The final new feature that interested us was having music capability on the wrist. This is seemingly thrown in as an attempt to match feature sets with Garmin or Polar, but in practice, is not particularly convenient to use and adds limited value to the device line. Basically, you have the ability to transfer old-school MP3 files from a personal computer to the watch’s memory via a USB connection; you can’t access third party apps like Spotify, Amazon or Pandora, and you can’t do any playlist configuration over wifi. Once music is downloaded, you can connect to headphones through Bluetooth and control playback directly from the wrist, which works quite well. However, since most people rely on streaming services rather than storing MP3 files on their computer, the ability to actually use this feature may prove increasingly limited. COROS may have restrictions in licensing with some of the aforementioned apps, so it will be interesting to see how they develop this feature moving forward, or if they decide to simply not bother.
While the new Vertix 2 comes packed with upgrades and attractive new features, the price bump puts it squarely in the high-end device category, so it’s tricky to clearly recommend it over some of the more established models.
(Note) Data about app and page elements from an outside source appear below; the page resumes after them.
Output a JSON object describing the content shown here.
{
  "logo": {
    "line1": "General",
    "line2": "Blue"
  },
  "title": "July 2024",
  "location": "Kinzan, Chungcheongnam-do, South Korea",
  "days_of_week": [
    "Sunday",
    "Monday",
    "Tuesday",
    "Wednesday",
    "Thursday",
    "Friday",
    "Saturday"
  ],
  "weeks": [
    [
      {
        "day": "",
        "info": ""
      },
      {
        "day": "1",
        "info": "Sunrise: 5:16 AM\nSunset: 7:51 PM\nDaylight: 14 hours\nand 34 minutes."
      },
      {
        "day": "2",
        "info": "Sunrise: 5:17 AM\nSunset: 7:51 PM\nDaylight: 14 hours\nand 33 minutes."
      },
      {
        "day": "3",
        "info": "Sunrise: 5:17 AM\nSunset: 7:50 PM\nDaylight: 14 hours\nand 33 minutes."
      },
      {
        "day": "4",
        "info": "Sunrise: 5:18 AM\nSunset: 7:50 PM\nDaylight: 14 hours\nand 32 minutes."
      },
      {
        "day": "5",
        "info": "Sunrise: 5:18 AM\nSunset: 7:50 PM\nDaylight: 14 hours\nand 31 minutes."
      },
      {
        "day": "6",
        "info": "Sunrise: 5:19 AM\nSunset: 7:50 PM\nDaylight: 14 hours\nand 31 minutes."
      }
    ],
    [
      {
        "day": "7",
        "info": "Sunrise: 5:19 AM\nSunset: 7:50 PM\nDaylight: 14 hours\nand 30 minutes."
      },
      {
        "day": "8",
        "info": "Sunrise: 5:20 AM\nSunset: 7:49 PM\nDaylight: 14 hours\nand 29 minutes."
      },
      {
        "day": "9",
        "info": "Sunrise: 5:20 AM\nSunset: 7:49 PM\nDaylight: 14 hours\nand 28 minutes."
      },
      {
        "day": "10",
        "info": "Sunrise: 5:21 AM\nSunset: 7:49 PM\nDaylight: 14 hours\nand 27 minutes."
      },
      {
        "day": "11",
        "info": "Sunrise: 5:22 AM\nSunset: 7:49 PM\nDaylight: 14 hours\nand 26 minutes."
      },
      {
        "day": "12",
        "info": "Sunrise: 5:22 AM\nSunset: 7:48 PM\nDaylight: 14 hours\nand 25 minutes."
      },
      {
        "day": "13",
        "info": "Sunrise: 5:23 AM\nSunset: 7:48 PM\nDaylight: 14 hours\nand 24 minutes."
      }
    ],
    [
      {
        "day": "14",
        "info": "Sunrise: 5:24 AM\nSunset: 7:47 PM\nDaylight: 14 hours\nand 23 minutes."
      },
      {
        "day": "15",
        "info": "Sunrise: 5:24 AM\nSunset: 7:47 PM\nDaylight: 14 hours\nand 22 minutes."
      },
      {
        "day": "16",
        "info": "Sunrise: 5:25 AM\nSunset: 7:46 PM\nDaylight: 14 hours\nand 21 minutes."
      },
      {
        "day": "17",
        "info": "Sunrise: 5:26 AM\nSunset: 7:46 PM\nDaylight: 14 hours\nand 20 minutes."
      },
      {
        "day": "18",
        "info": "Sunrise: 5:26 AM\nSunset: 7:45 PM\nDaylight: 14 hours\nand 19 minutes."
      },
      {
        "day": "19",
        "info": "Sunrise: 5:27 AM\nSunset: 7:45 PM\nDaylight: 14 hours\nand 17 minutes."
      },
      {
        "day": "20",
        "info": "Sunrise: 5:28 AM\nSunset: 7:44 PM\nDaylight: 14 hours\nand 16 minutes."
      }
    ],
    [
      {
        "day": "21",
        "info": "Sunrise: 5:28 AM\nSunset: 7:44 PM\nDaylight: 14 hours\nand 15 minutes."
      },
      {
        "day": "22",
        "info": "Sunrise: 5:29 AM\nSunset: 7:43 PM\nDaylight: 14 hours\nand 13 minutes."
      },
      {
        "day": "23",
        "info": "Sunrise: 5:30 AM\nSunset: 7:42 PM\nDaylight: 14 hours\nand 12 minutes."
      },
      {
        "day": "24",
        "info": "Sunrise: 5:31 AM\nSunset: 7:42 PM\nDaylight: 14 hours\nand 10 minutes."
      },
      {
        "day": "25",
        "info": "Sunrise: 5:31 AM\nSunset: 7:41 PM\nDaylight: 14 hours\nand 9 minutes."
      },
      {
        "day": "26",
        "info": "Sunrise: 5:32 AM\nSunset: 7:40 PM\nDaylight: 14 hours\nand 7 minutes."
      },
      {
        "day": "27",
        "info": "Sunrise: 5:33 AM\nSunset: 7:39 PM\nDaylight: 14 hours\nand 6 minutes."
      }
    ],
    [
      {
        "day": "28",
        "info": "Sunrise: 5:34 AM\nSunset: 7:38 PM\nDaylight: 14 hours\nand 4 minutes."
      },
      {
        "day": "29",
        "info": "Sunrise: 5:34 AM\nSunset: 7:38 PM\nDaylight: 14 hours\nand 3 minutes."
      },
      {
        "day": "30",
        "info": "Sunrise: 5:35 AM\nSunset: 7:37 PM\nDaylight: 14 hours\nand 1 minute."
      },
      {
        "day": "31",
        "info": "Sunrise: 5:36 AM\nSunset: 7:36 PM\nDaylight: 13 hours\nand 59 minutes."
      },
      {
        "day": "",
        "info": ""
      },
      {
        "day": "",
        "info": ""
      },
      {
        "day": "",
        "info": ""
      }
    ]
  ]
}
Some features like navigation and music storage (and depending on your preference, user interface) don’t compare favorably, and health metrics are generally equivalent, but the battery life is far and away the best available at this time. COROS has a track record of backfilling and improving feature sets on an ongoing basis, but for the time being there is a lot of ground to make up in some key areas that true adventure athletes rely on. We’d love to see the improvement continue with these aspects, as the Vertix 2 has the potential to be a legitimate competitor to the more established brands.
The COROS Vertix 2 and accessories are available at mobile.coros.com.
Dimensions: 50.3 x 50.3 x 15.7mm
Weight: 89g (with silicone band)
Display: 1.4 inches
Display Type: Touchscreen always-on memory LCD
Screen Material: Sapphire glass
Quick release interchangeable bands
All-satellite dual-frequency GNSS chipset
- Global offline street and topographical maps
- Touchscreen and digital dial-enabled breadcrumb navigation
- Storm alert
- 140 hours standard full GPS (GPS/QZSS)
- 90 hours All Systems On (GPS/QZSS+GLONASS+Galileo+BeiDou)
- 35 hours Standard Full GPS with music
- 30 hours All Systems On with music
- 50 hours All Systems + Dual Frequency On (GPS/QZSS+GLONASS+Galileo+BeiDou w/ Dual Frequency)
- 240 hours UltraMax Mode
- 60 days of daily use
Rapid charging time – less than 2 hours
MP3 music storage up to 32GB
20% faster processing than Vertix 1
- Optical Pulse Oximeter
- Optical Heart Rate Sensor
- Electrocardiogram Sensor
- Barometric Altimeter
Water Resistance: 10ATM
Insta360 Camera Remote Control
Colors: Lava + Obsidian